On Tue, Dec 03, 2019 at 07:28:10AM +0100, Lukáš Doktor wrote:
> >> The default comes from /etc. You can checkout the `avocado/plugins/run.py` 
> >> for details:
> >>
> >>         sysinfo_default = settings.get_value('sysinfo.collect',
> >>                                              'enabled',
> >>                                              key_type='bool',
> >>                                              default=True)
> >>         sysinfo_default = 'on' if sysinfo_default is True else 'off'
> >>         parser.add_argument('--sysinfo', choices=('on', 'off'),
> >>                             default=sysinfo_default, help="Enable or 
> >> disable "
> >>                             "system information (hardware details, 
> >> profilers, "
> >>                             "etc.). Current:  %(default)s")
> >>
> >> 1. `--sysinfo on` => force-enable
> >> 2. `--sysinfo off` => force-disable
> >> 3. no `--sysinfo` => use the value from /etc
> > 
> > IIUC, the default comes from the source code:
> > 
> >   settings.get_value(..., default=True)
> > 
> > If the option is missing on config file and there is no --sysinfo option
> > on command line, the default will be "True", right?
> > 
> > So, there are 3 ways to use, but the possible values are "on" or "off",
> > right? Fix-me if I'm wrong, but what is the third option other than,
> > "on" and "off"? The key_type is still a bool, right?
> > 
> 1 -> will be always enabled
> 2 -> will be always disabled
> 3 -> depends on /etc configuration. If not present there it uses True
> So the (3) means it reflects the configuration option. If we make it
> only a bool (present/missing) there would be no way to force-override
> the /etc configuration.

Sorry if I'm insisting on this, but I just would like to make sure that
I'm not missing anything.

Regarding the "tri-state" ...

My question is: What happens, in terms of behavior, if `sysinfo = none`?
Is there behavior for "none"? You are showing me that the "third state"
is "none", but what happens if it is "none"?

Some logic that could help you understanding my findings and thought:

    1. Configuration file parse is already a bool:
       * settings.get_value has key_type = bool;
       * settings.get_value has default = True;
       * settings.get_value has an "allow_blank" set to False;
       * At the end of this parsing, the line above will transform
       anything into "on" or "off":

        sysinfo_default = 'on' if sysinfo_default is True else 'off'

    2. Argument Parse is not an explicit bool, but it is limited to
    "on/off" with default to "on" or "off". 
      * At the end of this parsing, we have "on" or "off".

So, IIUC, in terms of behavior, we have only: disabled or enabled. At
the end of all parsing stuff, it will reflect only on enabled or
disabled. I could not find any code execution (behavior) based on
"none". Please, show me what happens when sysinfo = none.

Regarding the "force-override the /etc configuration" ...

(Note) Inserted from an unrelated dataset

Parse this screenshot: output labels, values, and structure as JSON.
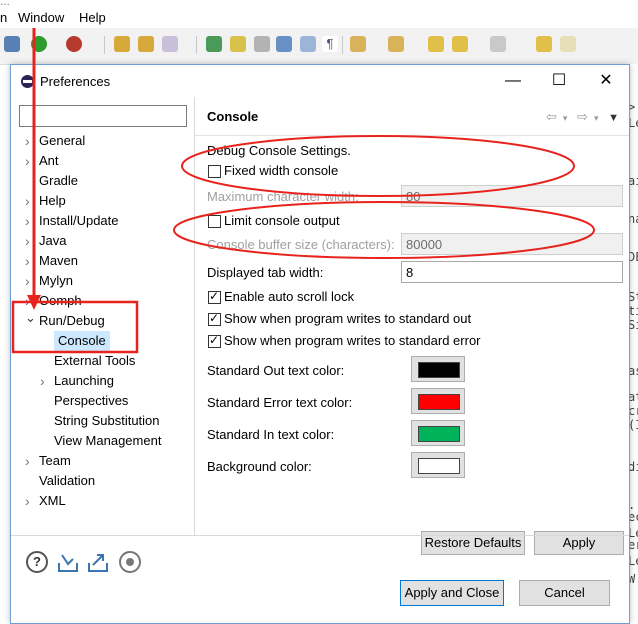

IMO, we could improve the code here, with some basic and common logic,
and keeping the "force-override" in /etc/:

    1. Source code knows the default values, let's say the "config object"
    into memory;

    2. Parse configuration file options into the "config object",
    overwriting the defaults;

    3. Parse the command line arguments into the "config object",
    overwriting the configuration file;

    4. Let the "config object" (already parsed) available to all code.

I understand that we don't have a 1:1 mapping between config file
options and argument options, and item 3 is limited. But the current
state already like that, right?

Again, sorry for the insistence, let me know if I'm missing something.


Reply via email to